Like most of the boxing world, the patience of Egidijus Kavaliauskas began waning as he anxiously awaited an undisputed showdown between Errol Spence Jr. and Terence Crawford to be announced. Despite the perpetual delays, the Lithuanian native remained confident that both sides would eventually cross their t’s and dot their i’s before coming to an agreement.

However, the 34-year-old fringe contender was left dumbfounded as Crawford abruptly left the negotiating tables altogether. Having thrown up his hands in frustration, the WBO 147-pound belt holder will instead defend his crown against David Avanesyan. The two will officially battle it out on December 10th, at Chi Health Center in Crawford’s hometown of Omaha, Nebraska.

Avanesyan, 34, has gone on a tear as of late, racking up half a dozen stoppage victories in a row since coming up short against, ironically enough, Kavaliauskas. Of course, outside of his win against Avanesyan, Kavaliauskas also shared the ring with Crawford just a few short years ago.

Taking into consideration his familiarity with both men, Kavaliauskas has a strong hunch as to who will pick up the win come fight night.  

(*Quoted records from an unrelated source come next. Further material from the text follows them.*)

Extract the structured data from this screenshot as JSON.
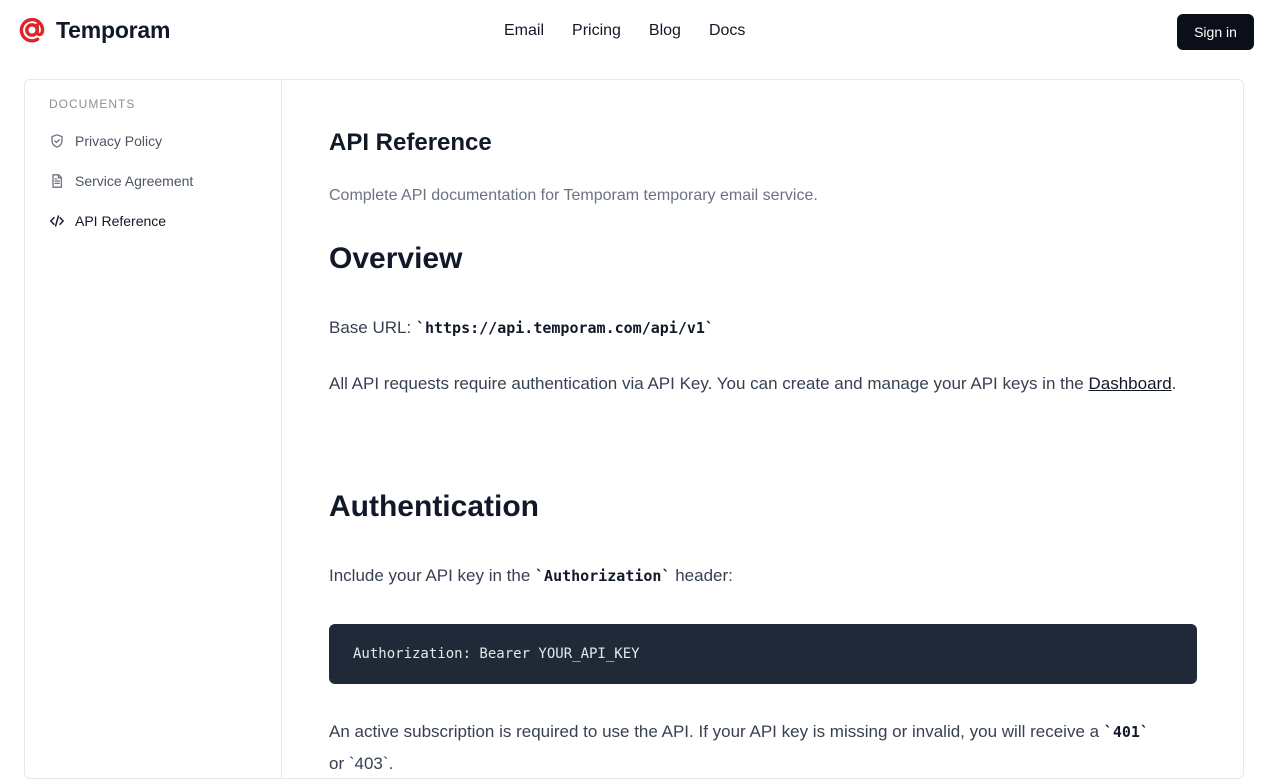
{
  "brand": {
    "name": "Temporam",
    "logo_icon": "at-sign-icon",
    "accent": "#e0242b"
  },
  "nav": {
    "items": [
      "Email",
      "Pricing",
      "Blog",
      "Docs"
    ]
  },
  "header": {
    "signin_label": "Sign in"
  },
  "sidebar": {
    "heading": "DOCUMENTS",
    "items": [
      {
        "label": "Privacy Policy",
        "icon": "shield-icon"
      },
      {
        "label": "Service Agreement",
        "icon": "document-icon"
      },
      {
        "label": "API Reference",
        "icon": "code-icon",
        "active": true
      }
    ]
  },
  "content": {
    "title": "API Reference",
    "subtitle": "Complete API documentation for Temporam temporary email service.",
    "overview": {
      "heading": "Overview",
      "base_url_label": "Base URL: ",
      "base_url_code": "`https://api.temporam.com/api/v1`",
      "auth_text": "All API requests require authentication via API Key. You can create and manage your API keys in the ",
      "dashboard_link": "Dashboard",
      "period": "."
    },
    "authentication": {
      "heading": "Authentication",
      "intro_before": "Include your API key in the ",
      "intro_code": "`Authorization`",
      "intro_after": " header:",
      "code_block": "Authorization: Bearer YOUR_API_KEY",
      "subscription_text": "An active subscription is required to use the API. If your API key is missing or invalid, you will receive a ",
      "code_401": "`401`",
      "trailing": "or `403`."
    }
  }
}
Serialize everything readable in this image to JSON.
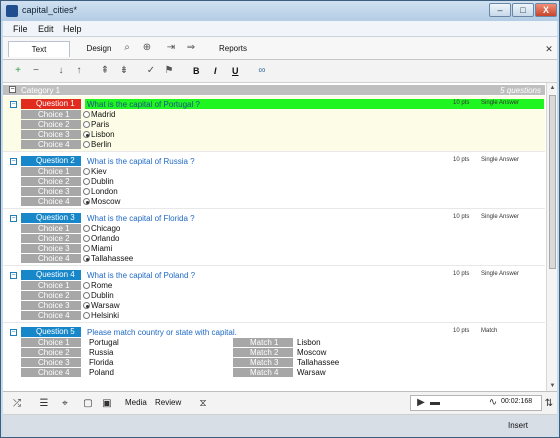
{
  "app": {
    "title": "capital_cities*",
    "window_controls": [
      "–",
      "□",
      "X"
    ]
  },
  "menu": [
    "File",
    "Edit",
    "Help"
  ],
  "main_toolbar": {
    "modes": [
      "Text",
      "Design"
    ],
    "reports_label": "Reports",
    "close_glyph": "✕"
  },
  "format_toolbar": {
    "bold": "B",
    "italic": "I",
    "underline": "U"
  },
  "category": {
    "title": "Category 1",
    "count": "5 questions"
  },
  "questions": [
    {
      "label": "Question 1",
      "text": "What is the capital of Portugal ?",
      "points": "10 pts",
      "type": "Single Answer",
      "color": "#e22b1f",
      "highlight": "#1ff520",
      "choices": [
        {
          "label": "Choice 1",
          "text": "Madrid",
          "selected": false
        },
        {
          "label": "Choice 2",
          "text": "Paris",
          "selected": false
        },
        {
          "label": "Choice 3",
          "text": "Lisbon",
          "selected": true
        },
        {
          "label": "Choice 4",
          "text": "Berlin",
          "selected": false
        }
      ]
    },
    {
      "label": "Question 2",
      "text": "What is the capital of Russia ?",
      "points": "10 pts",
      "type": "Single Answer",
      "color": "#1787c9",
      "choices": [
        {
          "label": "Choice 1",
          "text": "Kiev",
          "selected": false
        },
        {
          "label": "Choice 2",
          "text": "Dublin",
          "selected": false
        },
        {
          "label": "Choice 3",
          "text": "London",
          "selected": false
        },
        {
          "label": "Choice 4",
          "text": "Moscow",
          "selected": true
        }
      ]
    },
    {
      "label": "Question 3",
      "text": "What is the capital  of Florida ?",
      "points": "10 pts",
      "type": "Single Answer",
      "color": "#1787c9",
      "choices": [
        {
          "label": "Choice 1",
          "text": "Chicago",
          "selected": false
        },
        {
          "label": "Choice 2",
          "text": "Orlando",
          "selected": false
        },
        {
          "label": "Choice 3",
          "text": "Miami",
          "selected": false
        },
        {
          "label": "Choice 4",
          "text": "Tallahassee",
          "selected": true
        }
      ]
    },
    {
      "label": "Question 4",
      "text": "What is the capital of Poland ?",
      "points": "10 pts",
      "type": "Single Answer",
      "color": "#1787c9",
      "choices": [
        {
          "label": "Choice 1",
          "text": "Rome",
          "selected": false
        },
        {
          "label": "Choice 2",
          "text": "Dublin",
          "selected": false
        },
        {
          "label": "Choice 3",
          "text": "Warsaw",
          "selected": true
        },
        {
          "label": "Choice 4",
          "text": "Helsinki",
          "selected": false
        }
      ]
    },
    {
      "label": "Question 5",
      "text": "Please match country or state with capital.",
      "points": "10 pts",
      "type": "Match",
      "color": "#1787c9",
      "pairs": [
        {
          "choice_label": "Choice 1",
          "choice": "Portugal",
          "match_label": "Match 1",
          "match": "Lisbon"
        },
        {
          "choice_label": "Choice 2",
          "choice": "Russia",
          "match_label": "Match 2",
          "match": "Moscow"
        },
        {
          "choice_label": "Choice 3",
          "choice": "Florida",
          "match_label": "Match 3",
          "match": "Tallahassee"
        },
        {
          "choice_label": "Choice 4",
          "choice": "Poland",
          "match_label": "Match 4",
          "match": "Warsaw"
        }
      ]
    }
  ],
  "bottom_toolbar": {
    "media_label": "Media",
    "review_label": "Review",
    "time": "00:02:168"
  },
  "footer": {
    "insert_label": "Insert"
  }
}
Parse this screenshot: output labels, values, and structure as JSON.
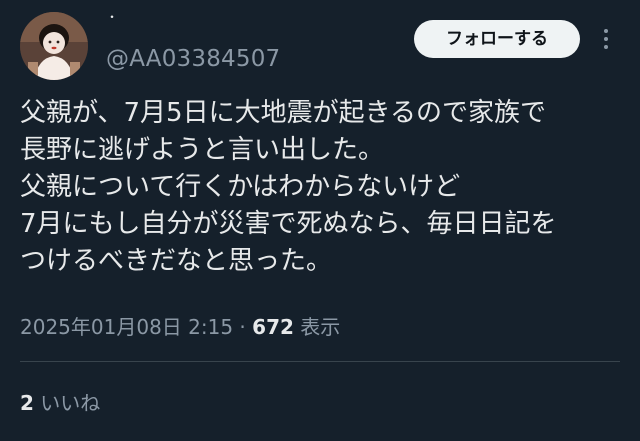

“I think Crawford is going to stop him,” said Kavaliauskas to ESNEWS. “Avanesyan is probably going to do some good rounds in the beginning. He’s not a bad fighter, he has heart. But I think Crawford is going to stop him for sure.”

As Kavaliauskas alludes to, Crawford (38-0, 29 KOs) has a propensity for slow starts. During their showdown in December of 2019, the former Olympian nearly made his man pay. But after weathering through the early storm, Crawford ultimately picked up on his rhythm, resulting in Kavaliauskas hitting the deck a total of three times before referee Ricky Gonzalez waved things off.  

As Avanesyan (29-3-1, 17 KOs) continues to move forward in his preparation for what will undoubtedly be the most difficult night of his pugilistic life, Kavaliauskas breaks down what makes Crawford nearly impossible to defeat in the ring.

“Crawford is just a smart guy. He has that good boxing IQ. Even if he’s like losing the beginning of the fight, the first couple rounds it’s not going to do nothing. He’s just watching what you do in the ring. He’s picking your mistakes.”